WORK TO BE COMPLETED >>
Each line in the data holding "currency" should be listed.

App and web page records:
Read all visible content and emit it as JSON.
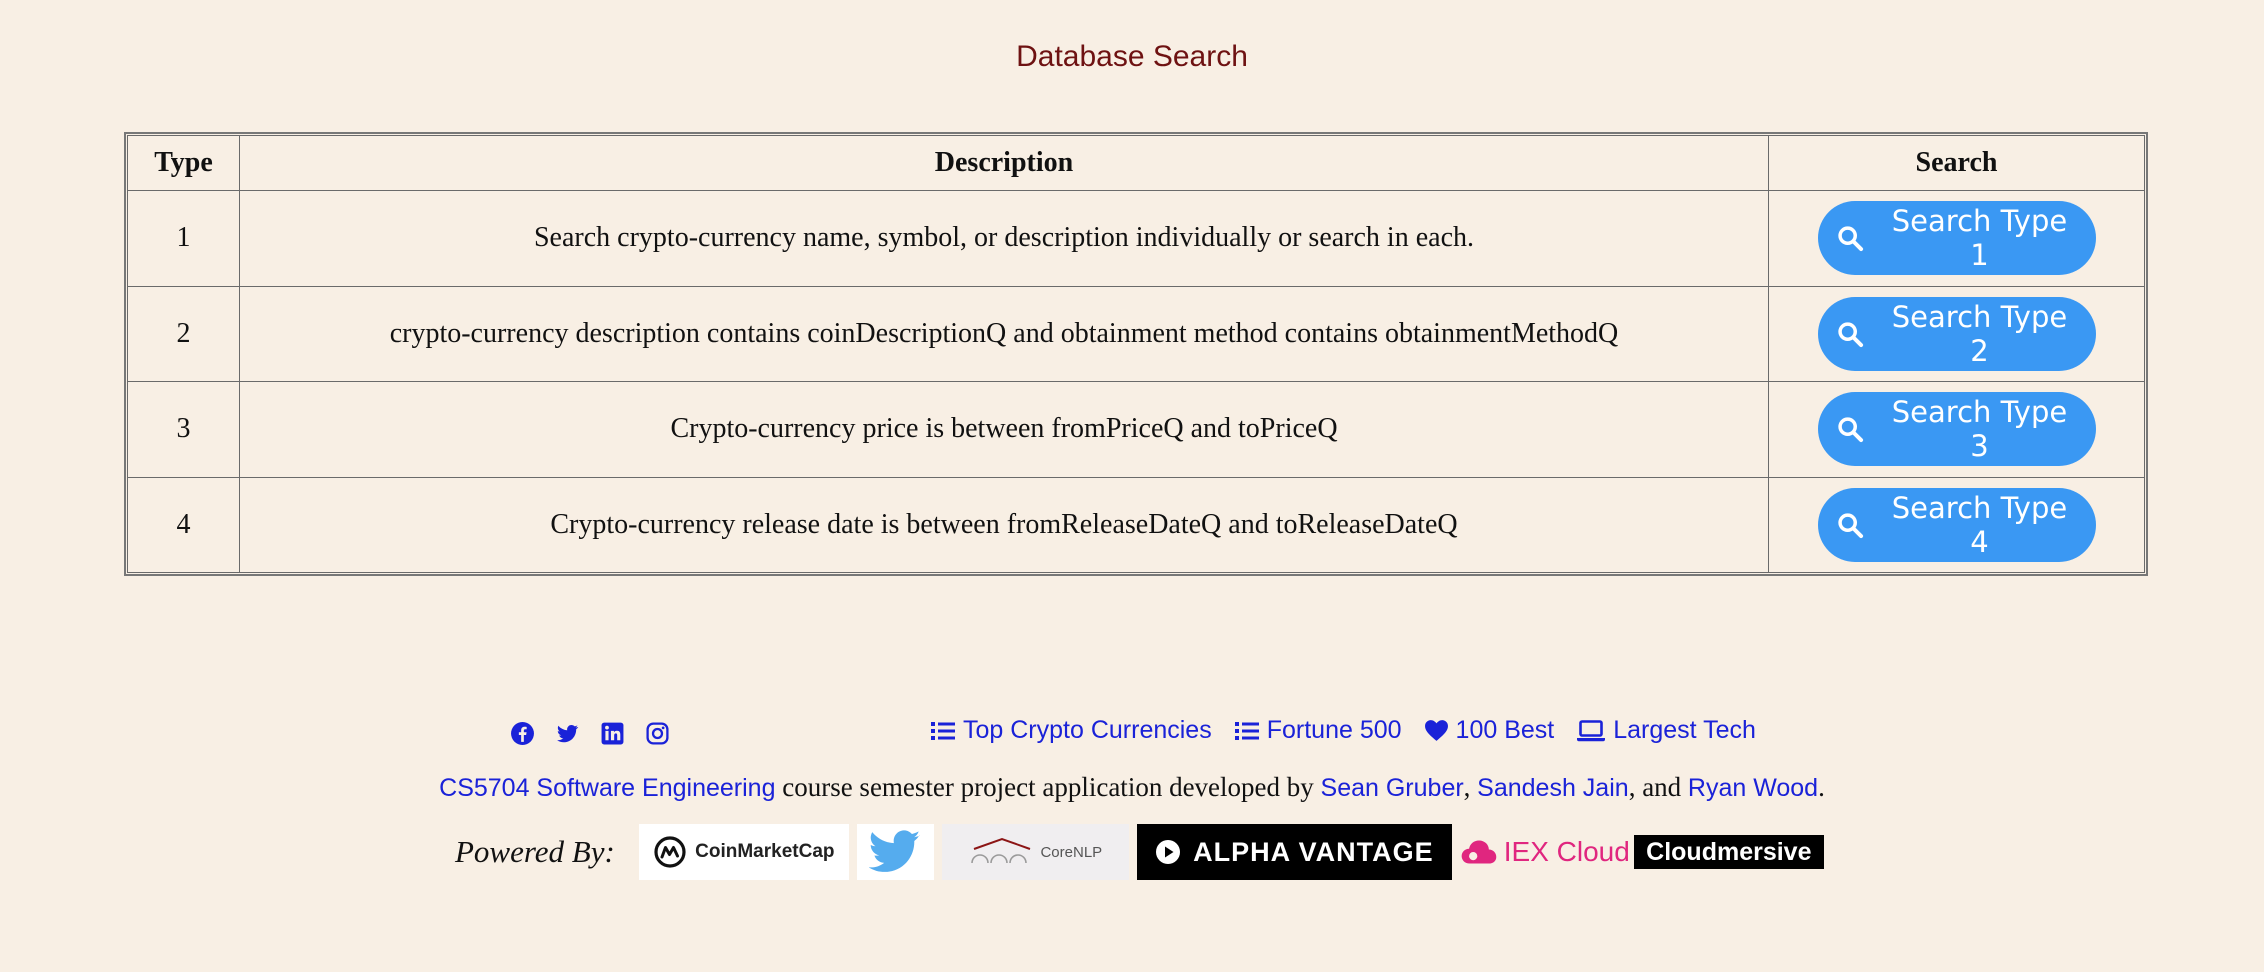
{
  "page": {
    "title": "Database Search"
  },
  "table": {
    "headers": {
      "type": "Type",
      "description": "Description",
      "search": "Search"
    },
    "rows": [
      {
        "type": "1",
        "description": "Search crypto-currency name, symbol, or description individually or search in each.",
        "button": "Search Type 1"
      },
      {
        "type": "2",
        "description": "crypto-currency description contains coinDescriptionQ and obtainment method contains obtainmentMethodQ",
        "button": "Search Type 2"
      },
      {
        "type": "3",
        "description": "Crypto-currency price is between fromPriceQ and toPriceQ",
        "button": "Search Type 3"
      },
      {
        "type": "4",
        "description": "Crypto-currency release date is between fromReleaseDateQ and toReleaseDateQ",
        "button": "Search Type 4"
      }
    ]
  },
  "footer": {
    "social_icons": [
      "facebook-icon",
      "twitter-icon",
      "linkedin-icon",
      "instagram-icon"
    ],
    "nav": [
      {
        "label": "Top Crypto Currencies",
        "icon": "list-icon"
      },
      {
        "label": "Fortune 500",
        "icon": "list-icon"
      },
      {
        "label": "100 Best",
        "icon": "heart-icon"
      },
      {
        "label": "Largest Tech",
        "icon": "laptop-icon"
      }
    ],
    "credits": {
      "course": "CS5704 Software Engineering",
      "text1": " course semester project application developed by ",
      "author1": "Sean Gruber",
      "sep1": ", ",
      "author2": "Sandesh Jain",
      "sep2": ", and ",
      "author3": "Ryan Wood",
      "end": "."
    },
    "powered_by": {
      "label": "Powered By:",
      "logos": {
        "coinmarketcap": "CoinMarketCap",
        "corenlp": "CoreNLP",
        "alphavantage": "ALPHA VANTAGE",
        "iex": "IEX Cloud",
        "cloudmersive": "Cloudmersive"
      }
    }
  },
  "colors": {
    "background": "#f8efe4",
    "title": "#6e1212",
    "button": "#3a98f3",
    "link": "#1a22d8"
  }
}
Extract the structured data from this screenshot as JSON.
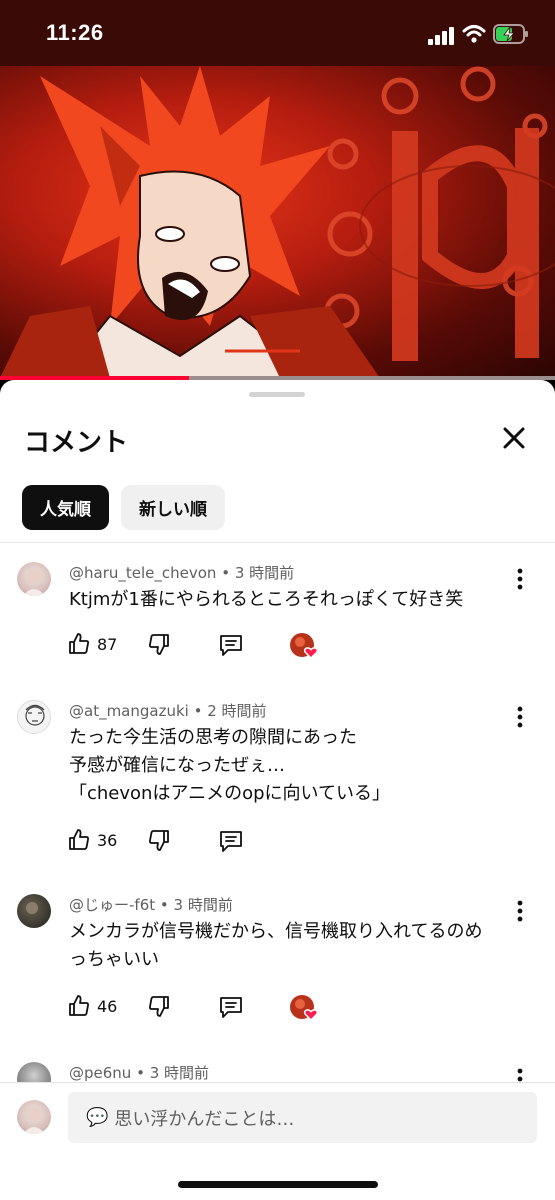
{
  "status_bar": {
    "time": "11:26",
    "icons": [
      "signal-icon",
      "wifi-icon",
      "battery-charging-icon"
    ]
  },
  "video": {
    "progress_fraction": 0.34,
    "accent_color": "#ff0033"
  },
  "sheet": {
    "title": "コメント",
    "close_icon": "close-icon",
    "chips": [
      {
        "label": "人気順",
        "active": true
      },
      {
        "label": "新しい順",
        "active": false
      }
    ]
  },
  "comments": [
    {
      "author": "@haru_tele_chevon",
      "time": "3 時間前",
      "lines": [
        "Ktjmが1番にやられるところそれっぽくて好き笑"
      ],
      "likes": "87",
      "creator_heart": true
    },
    {
      "author": "@at_mangazuki",
      "time": "2 時間前",
      "lines": [
        "たった今生活の思考の隙間にあった",
        "予感が確信になったぜぇ…",
        "「chevonはアニメのopに向いている」"
      ],
      "likes": "36",
      "creator_heart": false
    },
    {
      "author": "@じゅー-f6t",
      "time": "3 時間前",
      "lines": [
        "メンカラが信号機だから、信号機取り入れてるのめ",
        "っちゃいい"
      ],
      "likes": "46",
      "creator_heart": true
    },
    {
      "author": "@pe6nu",
      "time": "3 時間前",
      "lines": [],
      "likes": "",
      "creator_heart": false
    }
  ],
  "input": {
    "placeholder": "思い浮かんだことは…",
    "emoji": "💬"
  }
}
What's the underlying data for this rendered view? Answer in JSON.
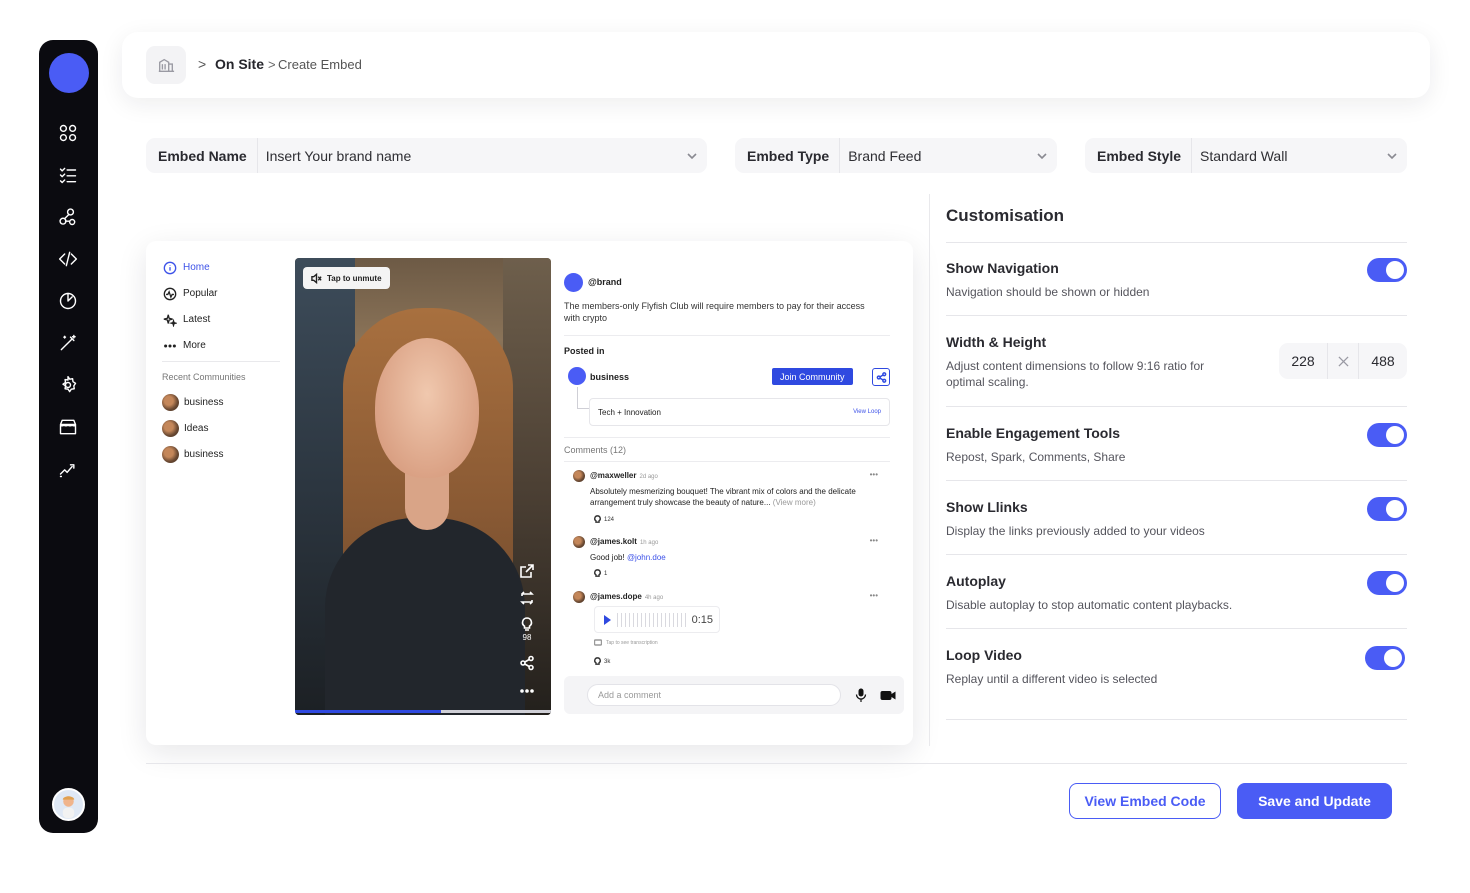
{
  "breadcrumb": {
    "section": "On Site",
    "separator_1": ">",
    "separator_2": ">",
    "page": "Create Embed"
  },
  "form": {
    "embed_name": {
      "label": "Embed Name",
      "placeholder": "Insert Your brand name"
    },
    "embed_type": {
      "label": "Embed Type",
      "value": "Brand Feed"
    },
    "embed_style": {
      "label": "Embed Style",
      "value": "Standard Wall"
    }
  },
  "preview": {
    "nav": [
      {
        "label": "Home",
        "icon": "info-circle-icon",
        "active": true
      },
      {
        "label": "Popular",
        "icon": "activity-icon"
      },
      {
        "label": "Latest",
        "icon": "sparkle-icon"
      },
      {
        "label": "More",
        "icon": "dots-icon"
      }
    ],
    "recent_title": "Recent Communities",
    "recent": [
      "business",
      "Ideas",
      "business"
    ],
    "video": {
      "unmute_label": "Tap to unmute",
      "likes": "98",
      "progress": 0.57
    },
    "post": {
      "handle": "@brand",
      "text": "The members-only Flyfish Club will require members to pay for their access with crypto",
      "posted_in": "Posted in",
      "community": "business",
      "join_label": "Join Community",
      "tag": "Tech + Innovation",
      "tag_link": "View Loop",
      "comments_title": "Comments (12)",
      "comments": [
        {
          "user": "@maxweller",
          "ago": "2d ago",
          "text": "Absolutely mesmerizing bouquet! The vibrant mix of colors and the delicate arrangement truly showcase the beauty of nature...",
          "more": "(View more)",
          "likes": "124"
        },
        {
          "user": "@james.kolt",
          "ago": "1h ago",
          "text": "Good job!",
          "mention": "@john.doe",
          "likes": "1"
        },
        {
          "user": "@james.dope",
          "ago": "4h ago",
          "voice_duration": "0:15",
          "transcription": "Tap to see transcription",
          "likes": "3k"
        }
      ],
      "comment_placeholder": "Add a comment"
    }
  },
  "customisation": {
    "title": "Customisation",
    "options": [
      {
        "title": "Show Navigation",
        "desc": "Navigation should be shown or hidden",
        "on": true
      },
      {
        "title": "Width & Height",
        "desc": "Adjust content dimensions to follow 9:16 ratio for optimal scaling.",
        "width": "228",
        "height": "488"
      },
      {
        "title": "Enable Engagement Tools",
        "desc": "Repost, Spark, Comments, Share",
        "on": true
      },
      {
        "title": "Show Llinks",
        "desc": "Display the links previously added to your videos",
        "on": true
      },
      {
        "title": "Autoplay",
        "desc": "Disable autoplay to stop automatic content playbacks.",
        "on": true
      },
      {
        "title": "Loop Video",
        "desc": "Replay until a different video is selected",
        "on": true
      }
    ]
  },
  "actions": {
    "view_code": "View Embed Code",
    "save": "Save and Update"
  },
  "colors": {
    "accent": "#4a5cf5",
    "sidebar": "#0b0b10",
    "link": "#2f49e0"
  }
}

ANSWER TO THE EXERCISE >>
        "description": "Search crypto-currency name, symbol, or description individually or search in each.",
        "description": "crypto-currency description contains coinDescriptionQ and obtainment method contains obtainmentMethodQ",
        "description": "Crypto-currency price is between fromPriceQ and toPriceQ",
        "description": "Crypto-currency release date is between fromReleaseDateQ and toReleaseDateQ",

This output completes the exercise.